Main lake points are the best. White bass are a little shallower and suspended. Spoons are the best lure in the early morning from before sunrise to about 8 a.m. The larger stripers have moved out into deeper water in the main lake channels and are not biting. There are still some open water fish on shad also early from 30-60 feet suspended but are mostly small bass and smaller stripers.
Some brushpiles are coming into play with the dropping water, but not very many fish have moved on them yet except for bluegill. Bluegill are also biting off docks in the shade. Catfishing is not the best but some are being caught on jugs drop-shotted and baited with live bluegill and shiners. The night bite with black lights and salt craws is the best for larger bass. Not much fishing during the middle of the hot days and the best is early before and just after sunrise and after dark. The lake overall is in excellent condition for fishing, boating and swimming.
For a daily fishing report and lake condition go to www.blackburnsresort.com and click on Scuba Steve's Blog.

Norfork Tailwater
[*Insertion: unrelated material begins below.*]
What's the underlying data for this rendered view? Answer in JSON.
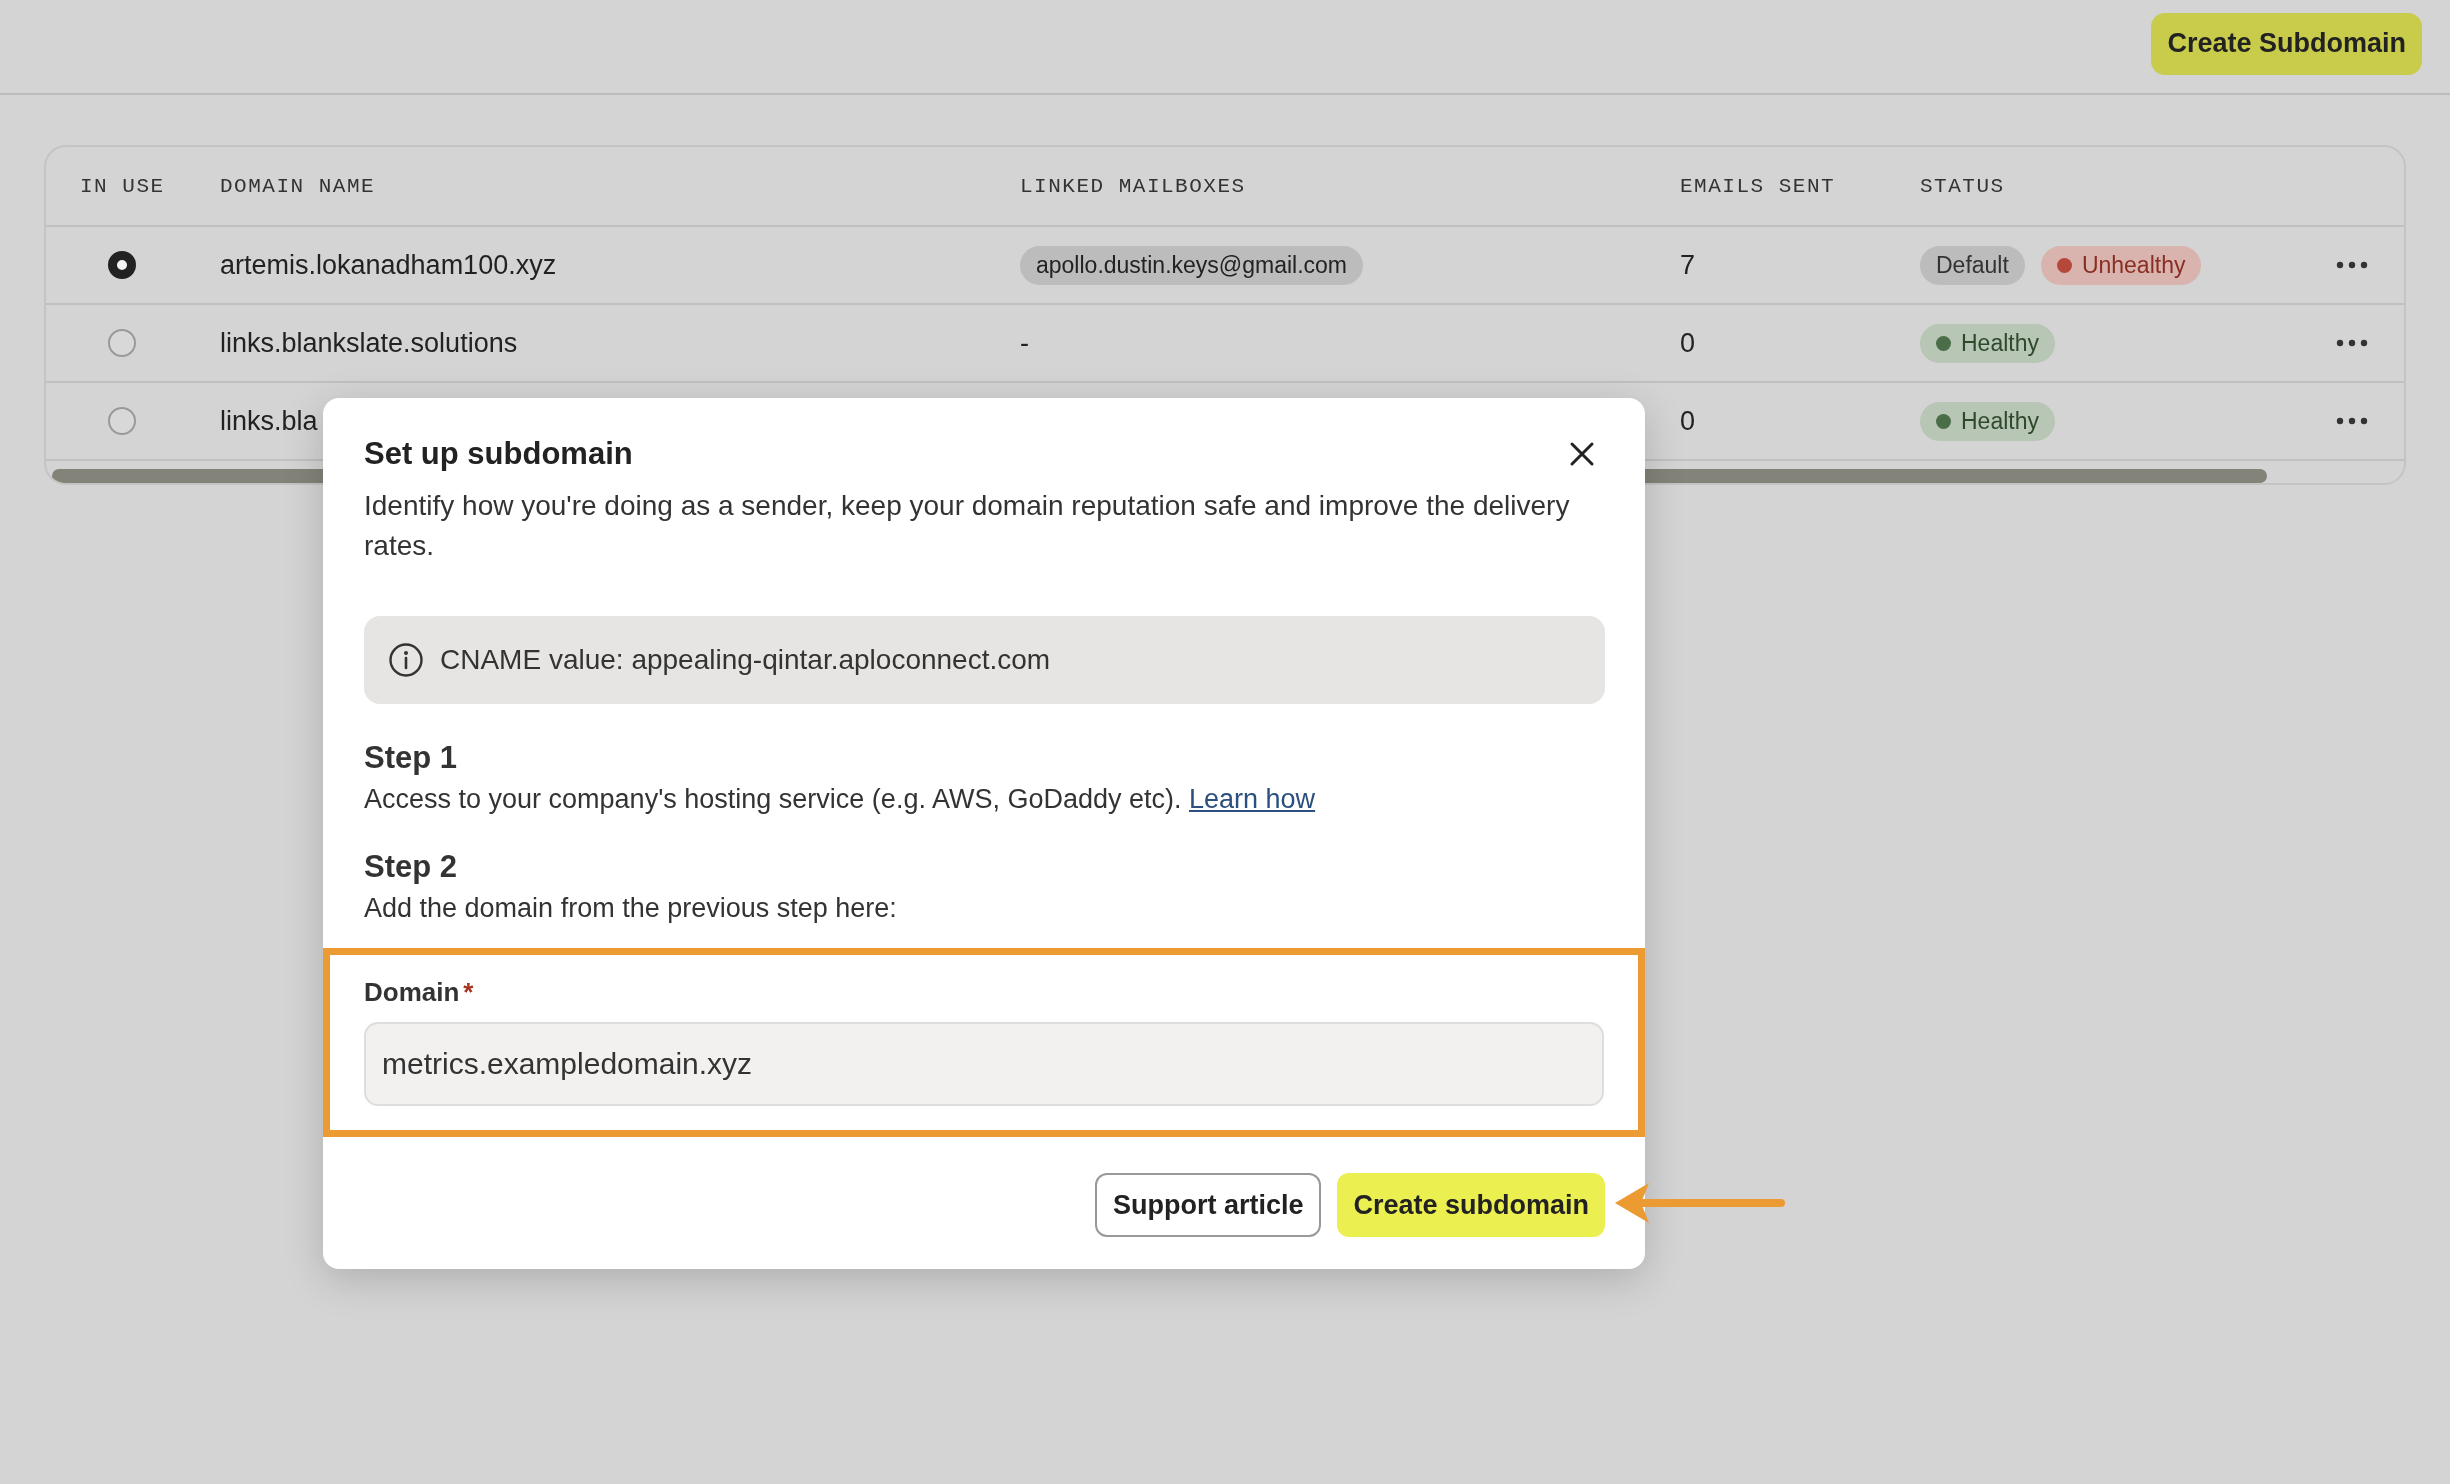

(updated 7-21-2022) John Berry of Berry Brothers Guide Service in Cotter (870-435-2169) said Norfork Lake fell 1.3 feet to rest at 7.4 feet above power pool of 555.75 feet msl and 16.8 feet below the top of flood pool. The Norfork tailwater has had no wadable water during the day. The water level for the top of power pool has been reset higher for all of the lakes in the White River system. Most of the lakes in the White River system are now above power pool. With the current lake levels, expect high water all summer. The prediction for the lakes to reach power pool has been updated to Aug. 16; previously the expectation for power pool was Sept. 5.
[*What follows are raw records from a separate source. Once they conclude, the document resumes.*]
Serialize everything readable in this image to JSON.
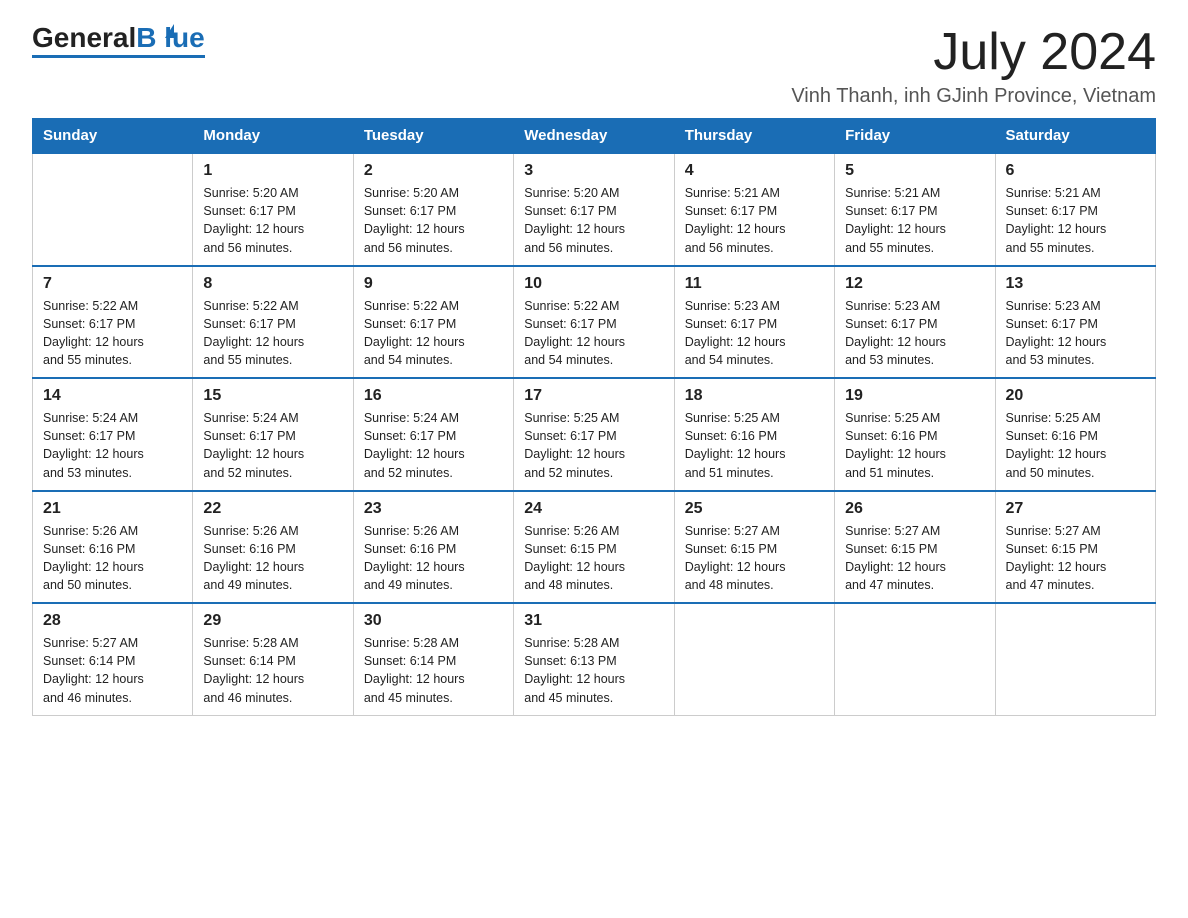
{
  "header": {
    "logo_general": "General",
    "logo_blue": "Blue",
    "month_title": "July 2024",
    "location": "Vinh Thanh, inh GJinh Province, Vietnam"
  },
  "weekdays": [
    "Sunday",
    "Monday",
    "Tuesday",
    "Wednesday",
    "Thursday",
    "Friday",
    "Saturday"
  ],
  "weeks": [
    [
      {
        "day": "",
        "info": ""
      },
      {
        "day": "1",
        "info": "Sunrise: 5:20 AM\nSunset: 6:17 PM\nDaylight: 12 hours\nand 56 minutes."
      },
      {
        "day": "2",
        "info": "Sunrise: 5:20 AM\nSunset: 6:17 PM\nDaylight: 12 hours\nand 56 minutes."
      },
      {
        "day": "3",
        "info": "Sunrise: 5:20 AM\nSunset: 6:17 PM\nDaylight: 12 hours\nand 56 minutes."
      },
      {
        "day": "4",
        "info": "Sunrise: 5:21 AM\nSunset: 6:17 PM\nDaylight: 12 hours\nand 56 minutes."
      },
      {
        "day": "5",
        "info": "Sunrise: 5:21 AM\nSunset: 6:17 PM\nDaylight: 12 hours\nand 55 minutes."
      },
      {
        "day": "6",
        "info": "Sunrise: 5:21 AM\nSunset: 6:17 PM\nDaylight: 12 hours\nand 55 minutes."
      }
    ],
    [
      {
        "day": "7",
        "info": "Sunrise: 5:22 AM\nSunset: 6:17 PM\nDaylight: 12 hours\nand 55 minutes."
      },
      {
        "day": "8",
        "info": "Sunrise: 5:22 AM\nSunset: 6:17 PM\nDaylight: 12 hours\nand 55 minutes."
      },
      {
        "day": "9",
        "info": "Sunrise: 5:22 AM\nSunset: 6:17 PM\nDaylight: 12 hours\nand 54 minutes."
      },
      {
        "day": "10",
        "info": "Sunrise: 5:22 AM\nSunset: 6:17 PM\nDaylight: 12 hours\nand 54 minutes."
      },
      {
        "day": "11",
        "info": "Sunrise: 5:23 AM\nSunset: 6:17 PM\nDaylight: 12 hours\nand 54 minutes."
      },
      {
        "day": "12",
        "info": "Sunrise: 5:23 AM\nSunset: 6:17 PM\nDaylight: 12 hours\nand 53 minutes."
      },
      {
        "day": "13",
        "info": "Sunrise: 5:23 AM\nSunset: 6:17 PM\nDaylight: 12 hours\nand 53 minutes."
      }
    ],
    [
      {
        "day": "14",
        "info": "Sunrise: 5:24 AM\nSunset: 6:17 PM\nDaylight: 12 hours\nand 53 minutes."
      },
      {
        "day": "15",
        "info": "Sunrise: 5:24 AM\nSunset: 6:17 PM\nDaylight: 12 hours\nand 52 minutes."
      },
      {
        "day": "16",
        "info": "Sunrise: 5:24 AM\nSunset: 6:17 PM\nDaylight: 12 hours\nand 52 minutes."
      },
      {
        "day": "17",
        "info": "Sunrise: 5:25 AM\nSunset: 6:17 PM\nDaylight: 12 hours\nand 52 minutes."
      },
      {
        "day": "18",
        "info": "Sunrise: 5:25 AM\nSunset: 6:16 PM\nDaylight: 12 hours\nand 51 minutes."
      },
      {
        "day": "19",
        "info": "Sunrise: 5:25 AM\nSunset: 6:16 PM\nDaylight: 12 hours\nand 51 minutes."
      },
      {
        "day": "20",
        "info": "Sunrise: 5:25 AM\nSunset: 6:16 PM\nDaylight: 12 hours\nand 50 minutes."
      }
    ],
    [
      {
        "day": "21",
        "info": "Sunrise: 5:26 AM\nSunset: 6:16 PM\nDaylight: 12 hours\nand 50 minutes."
      },
      {
        "day": "22",
        "info": "Sunrise: 5:26 AM\nSunset: 6:16 PM\nDaylight: 12 hours\nand 49 minutes."
      },
      {
        "day": "23",
        "info": "Sunrise: 5:26 AM\nSunset: 6:16 PM\nDaylight: 12 hours\nand 49 minutes."
      },
      {
        "day": "24",
        "info": "Sunrise: 5:26 AM\nSunset: 6:15 PM\nDaylight: 12 hours\nand 48 minutes."
      },
      {
        "day": "25",
        "info": "Sunrise: 5:27 AM\nSunset: 6:15 PM\nDaylight: 12 hours\nand 48 minutes."
      },
      {
        "day": "26",
        "info": "Sunrise: 5:27 AM\nSunset: 6:15 PM\nDaylight: 12 hours\nand 47 minutes."
      },
      {
        "day": "27",
        "info": "Sunrise: 5:27 AM\nSunset: 6:15 PM\nDaylight: 12 hours\nand 47 minutes."
      }
    ],
    [
      {
        "day": "28",
        "info": "Sunrise: 5:27 AM\nSunset: 6:14 PM\nDaylight: 12 hours\nand 46 minutes."
      },
      {
        "day": "29",
        "info": "Sunrise: 5:28 AM\nSunset: 6:14 PM\nDaylight: 12 hours\nand 46 minutes."
      },
      {
        "day": "30",
        "info": "Sunrise: 5:28 AM\nSunset: 6:14 PM\nDaylight: 12 hours\nand 45 minutes."
      },
      {
        "day": "31",
        "info": "Sunrise: 5:28 AM\nSunset: 6:13 PM\nDaylight: 12 hours\nand 45 minutes."
      },
      {
        "day": "",
        "info": ""
      },
      {
        "day": "",
        "info": ""
      },
      {
        "day": "",
        "info": ""
      }
    ]
  ]
}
There has been no wadable water on the Norfork and it fished poorly. The most productive flies have been small midge patterns like zebra midges (black or red with silver wire and silver bead). Grasshoppers have produced fish, particularly when used in conjunction with a small nymph dropper (try a size 20 black zebra midge). Double-fly nymph rigs have been very effective. Try a small bead-headed nymph (zebra midge, copper John or pheasant tail) suspended 18 inches below a brightly colored San Juan worm (hot fluorescent pink or cerise). The fishing is much better in the morning and late afternoon and tapers off midday.
Dry Run Creek has fished moderately. School is out and the creek is busy. Weekends can get a quite crowded. The hot flies have been sowbugs and various colored San Juan worms (worm brown, red, hot fluorescent pink and cerise). Small orange or peach eggs have been very effective. Carry a large net, as most fish are lost at the net.
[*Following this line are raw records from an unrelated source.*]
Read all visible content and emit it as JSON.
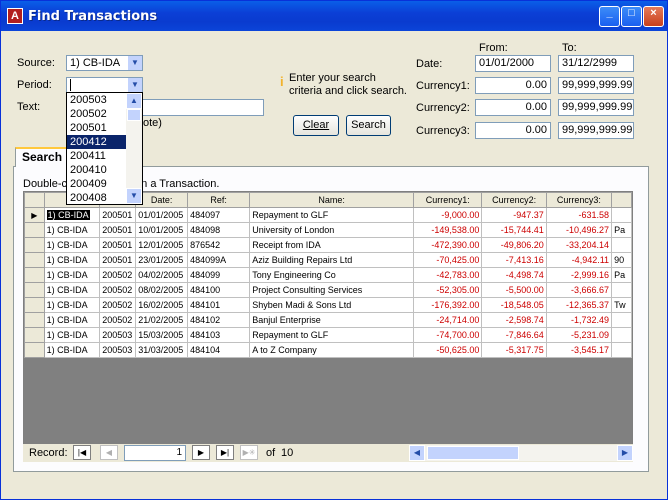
{
  "window": {
    "title": "Find Transactions",
    "app_icon": "A"
  },
  "form": {
    "source_label": "Source:",
    "source_value": "1) CB-IDA",
    "period_label": "Period:",
    "period_value": "",
    "text_label": "Text:",
    "text_value": "",
    "note_fragment": "ote)",
    "hint": "Enter your search criteria and click search.",
    "hint_line1": "Enter your search",
    "hint_line2": "criteria and click search.",
    "clear_label": "Clear",
    "search_label": "Search",
    "from_label": "From:",
    "to_label": "To:",
    "date_label": "Date:",
    "date_from": "01/01/2000",
    "date_to": "31/12/2999",
    "currency1_label": "Currency1:",
    "currency1_from": "0.00",
    "currency1_to": "99,999,999.99",
    "currency2_label": "Currency2:",
    "currency2_from": "0.00",
    "currency2_to": "99,999,999.99",
    "currency3_label": "Currency3:",
    "currency3_from": "0.00",
    "currency3_to": "99,999,999.99"
  },
  "period_dropdown": {
    "items": [
      "200503",
      "200502",
      "200501",
      "200412",
      "200411",
      "200410",
      "200409",
      "200408"
    ],
    "selected": "200412"
  },
  "tab": {
    "label": "Search"
  },
  "hint_prefix": "Double-c",
  "hint_suffix": "en a Transaction.",
  "grid": {
    "columns": [
      "So",
      "",
      "Date:",
      "Ref:",
      "Name:",
      "Currency1:",
      "Currency2:",
      "Currency3:",
      ""
    ],
    "rows": [
      [
        "1) CB-IDA",
        "200501",
        "01/01/2005",
        "484097",
        "Repayment to GLF",
        "-9,000.00",
        "-947.37",
        "-631.58",
        ""
      ],
      [
        "1) CB-IDA",
        "200501",
        "10/01/2005",
        "484098",
        "University of London",
        "-149,538.00",
        "-15,744.41",
        "-10,496.27",
        "Pa"
      ],
      [
        "1) CB-IDA",
        "200501",
        "12/01/2005",
        "876542",
        "Receipt from IDA",
        "-472,390.00",
        "-49,806.20",
        "-33,204.14",
        ""
      ],
      [
        "1) CB-IDA",
        "200501",
        "23/01/2005",
        "484099A",
        "Aziz Building Repairs Ltd",
        "-70,425.00",
        "-7,413.16",
        "-4,942.11",
        "90"
      ],
      [
        "1) CB-IDA",
        "200502",
        "04/02/2005",
        "484099",
        "Tony Engineering Co",
        "-42,783.00",
        "-4,498.74",
        "-2,999.16",
        "Pa"
      ],
      [
        "1) CB-IDA",
        "200502",
        "08/02/2005",
        "484100",
        "Project Consulting Services",
        "-52,305.00",
        "-5,500.00",
        "-3,666.67",
        ""
      ],
      [
        "1) CB-IDA",
        "200502",
        "16/02/2005",
        "484101",
        "Shyben Madi & Sons Ltd",
        "-176,392.00",
        "-18,548.05",
        "-12,365.37",
        "Tw"
      ],
      [
        "1) CB-IDA",
        "200502",
        "21/02/2005",
        "484102",
        "Banjul Enterprise",
        "-24,714.00",
        "-2,598.74",
        "-1,732.49",
        ""
      ],
      [
        "1) CB-IDA",
        "200503",
        "15/03/2005",
        "484103",
        "Repayment to GLF",
        "-74,700.00",
        "-7,846.64",
        "-5,231.09",
        ""
      ],
      [
        "1) CB-IDA",
        "200503",
        "31/03/2005",
        "484104",
        "A to Z Company",
        "-50,625.00",
        "-5,317.75",
        "-3,545.17",
        ""
      ]
    ]
  },
  "nav": {
    "record_label": "Record:",
    "current": "1",
    "of_label": "of",
    "total": "10"
  }
}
Buffalo National River/Crooked Creek
(updated 7-21-2022) John Berry of Berry Brothers Guide Service in Cotter (870-435-2169) said Crooked Creek and the Buffalo River are low. With hot temperatures, the smallmouths are less active. The most effective fly has been a tan and brown Clouser minnow. Carefully check the water level before entering Crooked Creek or the Buffalo River. There are no dams on these streams. They both have large drainages and are prone to flooding during and following any rain event. The water can rise very quickly.